The Uttanpadasana is also excellent for preparing the lower back for this next supine yoga pose.

4. Pavanamuktasana (Wind Relieving Pose)

The Pavanamuktasana is a supine pose that requires the yogi to raise both hips and neck above the floor. To perform this pose, the yogi begins in a supine position. From here, the yogi must raise both the head and hips. The knees must flex and they must attempt to touch the knees with the forehead.

To assist in the curling position, they can hug their knees so that they move closer to the forehead. Even if there’s no contact between the forehead and knees, the wind relieving pose still offers a myriad of health benefits.

The wind relieving pose is excellent for alleviating abdominal bloating and gas, as the name suggests.

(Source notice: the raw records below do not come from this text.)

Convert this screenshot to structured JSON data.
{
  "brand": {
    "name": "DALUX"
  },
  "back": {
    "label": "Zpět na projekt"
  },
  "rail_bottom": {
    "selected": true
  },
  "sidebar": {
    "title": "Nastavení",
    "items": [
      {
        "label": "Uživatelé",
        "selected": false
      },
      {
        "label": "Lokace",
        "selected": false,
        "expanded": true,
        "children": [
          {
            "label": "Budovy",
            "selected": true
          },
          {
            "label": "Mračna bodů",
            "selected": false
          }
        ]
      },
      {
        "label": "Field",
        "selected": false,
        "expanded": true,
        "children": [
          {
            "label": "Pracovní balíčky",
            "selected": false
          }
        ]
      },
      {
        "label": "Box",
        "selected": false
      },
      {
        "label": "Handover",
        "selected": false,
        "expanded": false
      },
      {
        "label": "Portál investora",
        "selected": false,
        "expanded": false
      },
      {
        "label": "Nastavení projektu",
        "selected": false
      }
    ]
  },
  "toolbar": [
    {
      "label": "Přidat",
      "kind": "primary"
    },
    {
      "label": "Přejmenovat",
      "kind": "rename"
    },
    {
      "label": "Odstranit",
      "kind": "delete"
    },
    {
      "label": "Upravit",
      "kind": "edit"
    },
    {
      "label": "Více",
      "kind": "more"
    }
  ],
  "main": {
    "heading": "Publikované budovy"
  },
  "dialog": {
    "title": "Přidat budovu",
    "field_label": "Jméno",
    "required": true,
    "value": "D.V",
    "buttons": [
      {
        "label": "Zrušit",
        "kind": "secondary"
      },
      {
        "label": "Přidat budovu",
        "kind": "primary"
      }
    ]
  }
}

The spinal discs also get relief as the position lengthens the spine. This reduces any compression.

In addition, the wind relieving pose promotes circulation in the muscles of the hips and buttocks. This makes the pose an excellent supine position that benefits the entire core and surrounding structures.

5. Supta Baddha Konasana (Supine Butterfly Pose)

The hips are often tight, especially for people who spend most of their days sitting. Hip tightness manifests as a limited range of motion in the hip abductors. The butterfly pose is an excellent way to loosen up the hips. However, because it’s in a seated position, not everyone can perform this pose.

An easier version of the butterfly pose that delivers the same benefits for the hip abductors is the supine version. The supine butterfly pose allows novice yogis to increase the range of motion of the hip abductors even while lying down.

To perform this pose, one must lie supine and fold the knees until the heels are close to the hamstrings. From here, the yogi must spread the legs while the soles of the feet are in contact. The ideal end position is when the lateral aspects of the knees make contact with the ground.

Not everyone achieves this the first time. As such, it’s important to work up to the ideal finishing position.

Lay Your Yoga Anxieties to Rest and On the Floor with a Laying Down Pose

Achieving better mobility, flexibility, and calmness is achievable even with a laying-down pose. Practice these five easy supine yoga poses, and you’ll be on your way to a more meditative you.

If you liked this article, check out our post on sitting down poses!

If you’re looking for a studio that offers yoga in Roseville of Folsom, look no further than Zuda Yoga. Try a class and experience the life-changing power of yoga. Check out our special new student special $30 for 30 days of unlimited Yoga at either of our locations!

 

Yoga Beginners Series Form

Notify me on next scheduled Beginner Series

Private Yoga Classes Form

Teacher Tranining Form